= Website and app data records =
>>

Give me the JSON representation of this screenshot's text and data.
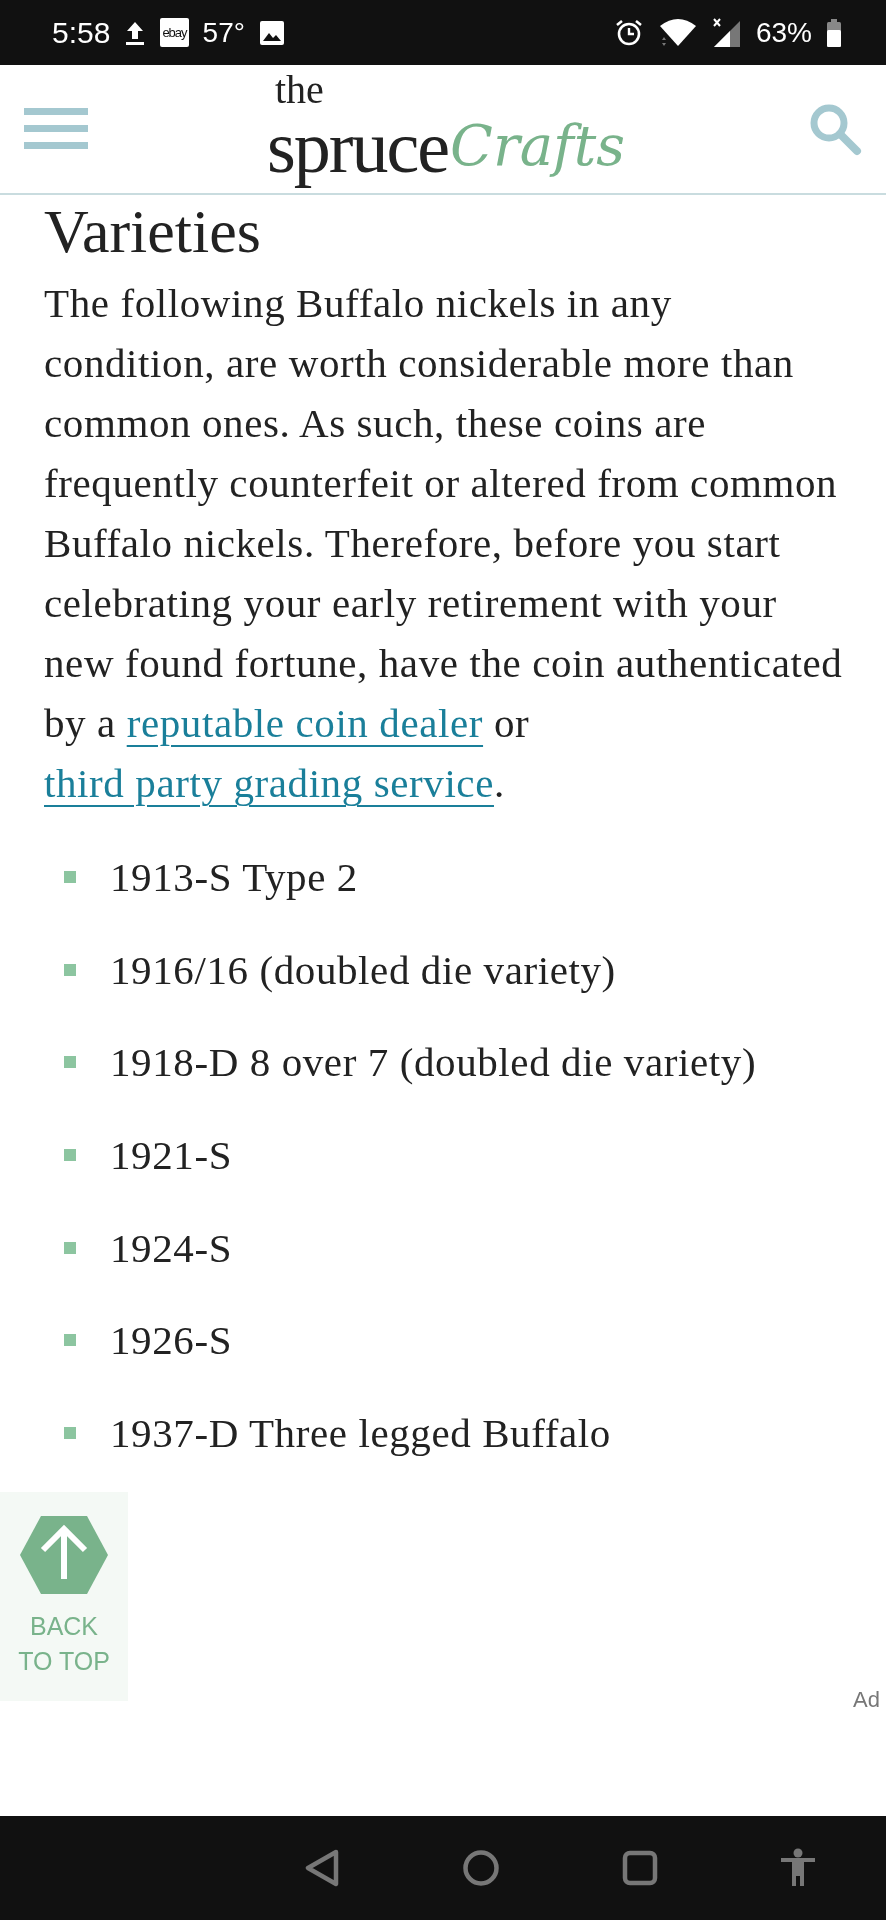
{
  "status_bar": {
    "time": "5:58",
    "notification_badge": "ebay",
    "temperature": "57°",
    "battery": "63%"
  },
  "header": {
    "logo": {
      "line_1": "the",
      "line_2": "spruce",
      "script": "Crafts"
    }
  },
  "article": {
    "heading": "Varieties",
    "paragraph": [
      {
        "kind": "text",
        "text": "The following Buffalo nickels in any condition, are worth considerable more than common ones. As such, these coins are frequently counterfeit or altered from common Buffalo nickels. Therefore, before you start celebrating your early retirement with your new found fortune, have the coin authenticated by a "
      },
      {
        "kind": "link",
        "text": "reputable coin dealer"
      },
      {
        "kind": "text",
        "text": " or "
      },
      {
        "kind": "link",
        "text": "third party grading service"
      },
      {
        "kind": "text",
        "text": "."
      }
    ],
    "list": [
      "1913-S Type 2",
      "1916/16 (doubled die variety)",
      "1918-D 8 over 7 (doubled die variety)",
      "1921-S",
      "1924-S",
      "1926-S",
      "1937-D Three legged Buffalo"
    ]
  },
  "back_to_top": {
    "label": "BACK TO TOP"
  },
  "ad_label": "Ad"
}
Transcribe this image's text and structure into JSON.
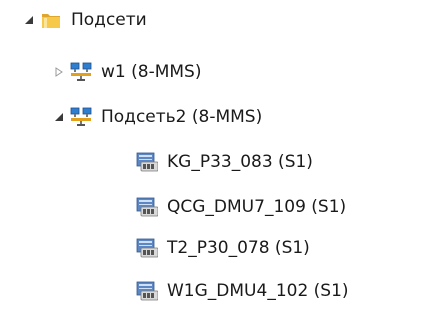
{
  "tree": {
    "root": {
      "label": "Подсети",
      "icon": "folder-icon",
      "expanded": true
    },
    "subnets": [
      {
        "label": "w1 (8-MMS)",
        "icon": "network-icon",
        "expanded": false
      },
      {
        "label": "Подсеть2 (8-MMS)",
        "icon": "network-icon",
        "expanded": true
      }
    ],
    "stations": [
      {
        "label": "KG_P33_083 (S1)",
        "icon": "station-icon"
      },
      {
        "label": "QCG_DMU7_109 (S1)",
        "icon": "station-icon"
      },
      {
        "label": "T2_P30_078 (S1)",
        "icon": "station-icon"
      },
      {
        "label": "W1G_DMU4_102 (S1)",
        "icon": "station-icon"
      }
    ]
  }
}
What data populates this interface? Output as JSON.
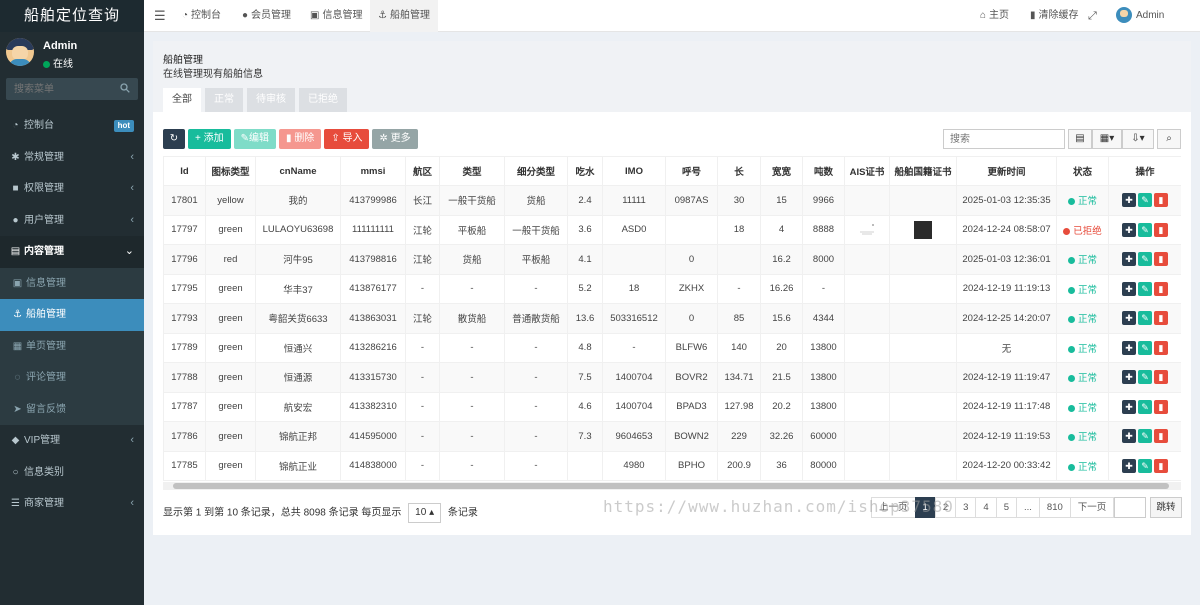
{
  "app": {
    "title": "船舶定位查询"
  },
  "user": {
    "name": "Admin",
    "status": "在线"
  },
  "sidebar": {
    "search_placeholder": "搜索菜单",
    "items": [
      {
        "label": "控制台",
        "icon": "dashboard-icon",
        "badge": "hot"
      },
      {
        "label": "常规管理",
        "icon": "cogs-icon"
      },
      {
        "label": "权限管理",
        "icon": "group-icon"
      },
      {
        "label": "用户管理",
        "icon": "user-circle-icon"
      },
      {
        "label": "内容管理",
        "icon": "file-icon"
      },
      {
        "label": "信息管理",
        "icon": "image-icon"
      },
      {
        "label": "船舶管理",
        "icon": "anchor-icon"
      },
      {
        "label": "单页管理",
        "icon": "file-text-icon"
      },
      {
        "label": "评论管理",
        "icon": "comment-icon"
      },
      {
        "label": "留言反馈",
        "icon": "paper-plane-icon"
      },
      {
        "label": "VIP管理",
        "icon": "diamond-icon"
      },
      {
        "label": "信息类别",
        "icon": "circle-icon"
      },
      {
        "label": "商家管理",
        "icon": "list-icon"
      }
    ]
  },
  "topbar": {
    "tabs": [
      "控制台",
      "会员管理",
      "信息管理",
      "船舶管理"
    ],
    "home": "主页",
    "clear_cache": "清除缓存",
    "user": "Admin"
  },
  "page": {
    "title": "船舶管理",
    "subtitle": "在线管理现有船舶信息",
    "tabs": [
      "全部",
      "正常",
      "待审核",
      "已拒绝"
    ]
  },
  "toolbar": {
    "add": "添加",
    "edit": "编辑",
    "delete": "删除",
    "import": "导入",
    "more": "更多",
    "search_placeholder": "搜索"
  },
  "table": {
    "columns": [
      "Id",
      "图标类型",
      "cnName",
      "mmsi",
      "航区",
      "类型",
      "细分类型",
      "吃水",
      "IMO",
      "呼号",
      "长",
      "宽宽",
      "吨数",
      "AIS证书",
      "船舶国籍证书",
      "更新时间",
      "状态",
      "操作"
    ],
    "rows": [
      [
        "17801",
        "yellow",
        "我的",
        "413799986",
        "长江",
        "一般干货船",
        "货船",
        "2.4",
        "11111",
        "0987AS",
        "30",
        "15",
        "9966",
        "",
        "",
        "2025-01-03 12:35:35",
        "正常"
      ],
      [
        "17797",
        "green",
        "LULAOYU63698",
        "111111111",
        "江轮",
        "平板船",
        "一般干货船",
        "3.6",
        "ASD0",
        "",
        "18",
        "4",
        "8888",
        "",
        "",
        "2024-12-24 08:58:07",
        "已拒绝"
      ],
      [
        "17796",
        "red",
        "河牛95",
        "413798816",
        "江轮",
        "货船",
        "平板船",
        "4.1",
        "",
        "0",
        "",
        "16.2",
        "8000",
        "",
        "",
        "2025-01-03 12:36:01",
        "正常"
      ],
      [
        "17795",
        "green",
        "华丰37",
        "413876177",
        "-",
        "-",
        "-",
        "5.2",
        "18",
        "ZKHX",
        "-",
        "16.26",
        "-",
        "",
        "",
        "2024-12-19 11:19:13",
        "正常"
      ],
      [
        "17793",
        "green",
        "粤韶关货6633",
        "413863031",
        "江轮",
        "散货船",
        "普通散货船",
        "13.6",
        "503316512",
        "0",
        "85",
        "15.6",
        "4344",
        "",
        "",
        "2024-12-25 14:20:07",
        "正常"
      ],
      [
        "17789",
        "green",
        "恒通兴",
        "413286216",
        "-",
        "-",
        "-",
        "4.8",
        "-",
        "BLFW6",
        "140",
        "20",
        "13800",
        "",
        "",
        "无",
        "正常"
      ],
      [
        "17788",
        "green",
        "恒通源",
        "413315730",
        "-",
        "-",
        "-",
        "7.5",
        "1400704",
        "BOVR2",
        "134.71",
        "21.5",
        "13800",
        "",
        "",
        "2024-12-19 11:19:47",
        "正常"
      ],
      [
        "17787",
        "green",
        "航安宏",
        "413382310",
        "-",
        "-",
        "-",
        "4.6",
        "1400704",
        "BPAD3",
        "127.98",
        "20.2",
        "13800",
        "",
        "",
        "2024-12-19 11:17:48",
        "正常"
      ],
      [
        "17786",
        "green",
        "锦航正邦",
        "414595000",
        "-",
        "-",
        "-",
        "7.3",
        "9604653",
        "BOWN2",
        "229",
        "32.26",
        "60000",
        "",
        "",
        "2024-12-19 11:19:53",
        "正常"
      ],
      [
        "17785",
        "green",
        "锦航正业",
        "414838000",
        "-",
        "-",
        "-",
        "",
        "4980",
        "BPHO",
        "200.9",
        "36",
        "80000",
        "",
        "",
        "2024-12-20 00:33:42",
        "正常"
      ]
    ]
  },
  "footer": {
    "info_prefix": "显示第 1 到第 10 条记录，总共 8098 条记录 每页显示",
    "page_size": "10",
    "info_suffix": "条记录",
    "pages": [
      "上一页",
      "1",
      "2",
      "3",
      "4",
      "5",
      "...",
      "810",
      "下一页"
    ],
    "jump": "跳转"
  },
  "watermark": "https://www.huzhan.com/ishop37580"
}
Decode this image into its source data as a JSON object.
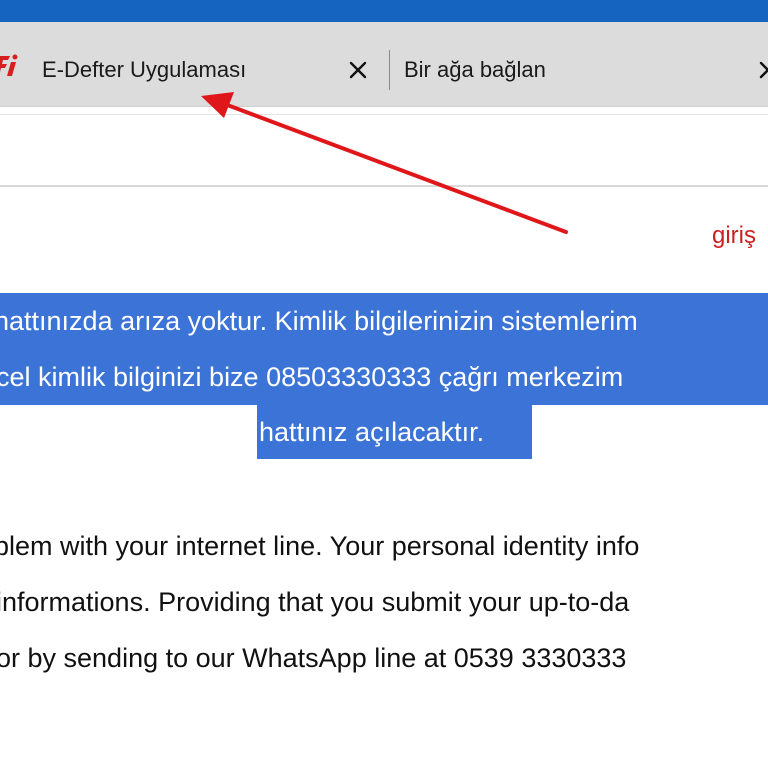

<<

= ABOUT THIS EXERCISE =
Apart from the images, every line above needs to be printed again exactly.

= RESULT OF THIS EXERCISE =
Give me the JSON representation of this screenshot's text and data.
{
  "status_bar": {
    "time": "5:58",
    "notification_badge": "ebay",
    "temperature": "57°",
    "battery": "63%"
  },
  "header": {
    "logo": {
      "line_1": "the",
      "line_2": "spruce",
      "script": "Crafts"
    }
  },
  "article": {
    "heading": "Varieties",
    "paragraph": [
      {
        "kind": "text",
        "text": "The following Buffalo nickels in any condition, are worth considerable more than common ones. As such, these coins are frequently counterfeit or altered from common Buffalo nickels. Therefore, before you start celebrating your early retirement with your new found fortune, have the coin authenticated by a "
      },
      {
        "kind": "link",
        "text": "reputable coin dealer"
      },
      {
        "kind": "text",
        "text": " or "
      },
      {
        "kind": "link",
        "text": "third party grading service"
      },
      {
        "kind": "text",
        "text": "."
      }
    ],
    "list": [
      "1913-S Type 2",
      "1916/16 (doubled die variety)",
      "1918-D 8 over 7 (doubled die variety)",
      "1921-S",
      "1924-S",
      "1926-S",
      "1937-D Three legged Buffalo"
    ]
  },
  "back_to_top": {
    "label": "BACK TO TOP"
  },
  "ad_label": "Ad"
}
Transcribe this image's text and structure into JSON.
{
  "tree": {
    "root": {
      "label": "Подсети",
      "icon": "folder-icon",
      "expanded": true
    },
    "subnets": [
      {
        "label": "w1 (8-MMS)",
        "icon": "network-icon",
        "expanded": false
      },
      {
        "label": "Подсеть2 (8-MMS)",
        "icon": "network-icon",
        "expanded": true
      }
    ],
    "stations": [
      {
        "label": "KG_P33_083 (S1)",
        "icon": "station-icon"
      },
      {
        "label": "QCG_DMU7_109 (S1)",
        "icon": "station-icon"
      },
      {
        "label": "T2_P30_078 (S1)",
        "icon": "station-icon"
      },
      {
        "label": "W1G_DMU4_102 (S1)",
        "icon": "station-icon"
      }
    ]
  }
}
What data populates this interface? Output as JSON.
{
  "app": {
    "title": "船舶定位查询"
  },
  "user": {
    "name": "Admin",
    "status": "在线"
  },
  "sidebar": {
    "search_placeholder": "搜索菜单",
    "items": [
      {
        "label": "控制台",
        "icon": "dashboard-icon",
        "badge": "hot"
      },
      {
        "label": "常规管理",
        "icon": "cogs-icon"
      },
      {
        "label": "权限管理",
        "icon": "group-icon"
      },
      {
        "label": "用户管理",
        "icon": "user-circle-icon"
      },
      {
        "label": "内容管理",
        "icon": "file-icon"
      },
      {
        "label": "信息管理",
        "icon": "image-icon"
      },
      {
        "label": "船舶管理",
        "icon": "anchor-icon"
      },
      {
        "label": "单页管理",
        "icon": "file-text-icon"
      },
      {
        "label": "评论管理",
        "icon": "comment-icon"
      },
      {
        "label": "留言反馈",
        "icon": "paper-plane-icon"
      },
      {
        "label": "VIP管理",
        "icon": "diamond-icon"
      },
      {
        "label": "信息类别",
        "icon": "circle-icon"
      },
      {
        "label": "商家管理",
        "icon": "list-icon"
      }
    ]
  },
  "topbar": {
    "tabs": [
      "控制台",
      "会员管理",
      "信息管理",
      "船舶管理"
    ],
    "home": "主页",
    "clear_cache": "清除缓存",
    "user": "Admin"
  },
  "page": {
    "title": "船舶管理",
    "subtitle": "在线管理现有船舶信息",
    "tabs": [
      "全部",
      "正常",
      "待审核",
      "已拒绝"
    ]
  },
  "toolbar": {
    "add": "添加",
    "edit": "编辑",
    "delete": "删除",
    "import": "导入",
    "more": "更多",
    "search_placeholder": "搜索"
  },
  "table": {
    "columns": [
      "Id",
      "图标类型",
      "cnName",
      "mmsi",
      "航区",
      "类型",
      "细分类型",
      "吃水",
      "IMO",
      "呼号",
      "长",
      "宽宽",
      "吨数",
      "AIS证书",
      "船舶国籍证书",
      "更新时间",
      "状态",
      "操作"
    ],
    "rows": [
      [
        "17801",
        "yellow",
        "我的",
        "413799986",
        "长江",
        "一般干货船",
        "货船",
        "2.4",
        "11111",
        "0987AS",
        "30",
        "15",
        "9966",
        "",
        "",
        "2025-01-03 12:35:35",
        "正常"
      ],
      [
        "17797",
        "green",
        "LULAOYU63698",
        "111111111",
        "江轮",
        "平板船",
        "一般干货船",
        "3.6",
        "ASD0",
        "",
        "18",
        "4",
        "8888",
        "",
        "",
        "2024-12-24 08:58:07",
        "已拒绝"
      ],
      [
        "17796",
        "red",
        "河牛95",
        "413798816",
        "江轮",
        "货船",
        "平板船",
        "4.1",
        "",
        "0",
        "",
        "16.2",
        "8000",
        "",
        "",
        "2025-01-03 12:36:01",
        "正常"
      ],
      [
        "17795",
        "green",
        "华丰37",
        "413876177",
        "-",
        "-",
        "-",
        "5.2",
        "18",
        "ZKHX",
        "-",
        "16.26",
        "-",
        "",
        "",
        "2024-12-19 11:19:13",
        "正常"
      ],
      [
        "17793",
        "green",
        "粤韶关货6633",
        "413863031",
        "江轮",
        "散货船",
        "普通散货船",
        "13.6",
        "503316512",
        "0",
        "85",
        "15.6",
        "4344",
        "",
        "",
        "2024-12-25 14:20:07",
        "正常"
      ],
      [
        "17789",
        "green",
        "恒通兴",
        "413286216",
        "-",
        "-",
        "-",
        "4.8",
        "-",
        "BLFW6",
        "140",
        "20",
        "13800",
        "",
        "",
        "无",
        "正常"
      ],
      [
        "17788",
        "green",
        "恒通源",
        "413315730",
        "-",
        "-",
        "-",
        "7.5",
        "1400704",
        "BOVR2",
        "134.71",
        "21.5",
        "13800",
        "",
        "",
        "2024-12-19 11:19:47",
        "正常"
      ],
      [
        "17787",
        "green",
        "航安宏",
        "413382310",
        "-",
        "-",
        "-",
        "4.6",
        "1400704",
        "BPAD3",
        "127.98",
        "20.2",
        "13800",
        "",
        "",
        "2024-12-19 11:17:48",
        "正常"
      ],
      [
        "17786",
        "green",
        "锦航正邦",
        "414595000",
        "-",
        "-",
        "-",
        "7.3",
        "9604653",
        "BOWN2",
        "229",
        "32.26",
        "60000",
        "",
        "",
        "2024-12-19 11:19:53",
        "正常"
      ],
      [
        "17785",
        "green",
        "锦航正业",
        "414838000",
        "-",
        "-",
        "-",
        "",
        "4980",
        "BPHO",
        "200.9",
        "36",
        "80000",
        "",
        "",
        "2024-12-20 00:33:42",
        "正常"
      ]
    ]
  },
  "footer": {
    "info_prefix": "显示第 1 到第 10 条记录，总共 8098 条记录 每页显示",
    "page_size": "10",
    "info_suffix": "条记录",
    "pages": [
      "上一页",
      "1",
      "2",
      "3",
      "4",
      "5",
      "...",
      "810",
      "下一页"
    ],
    "jump": "跳转"
  },
  "watermark": "https://www.huzhan.com/ishop37580"
}
Decode this image into its source data as a JSON object.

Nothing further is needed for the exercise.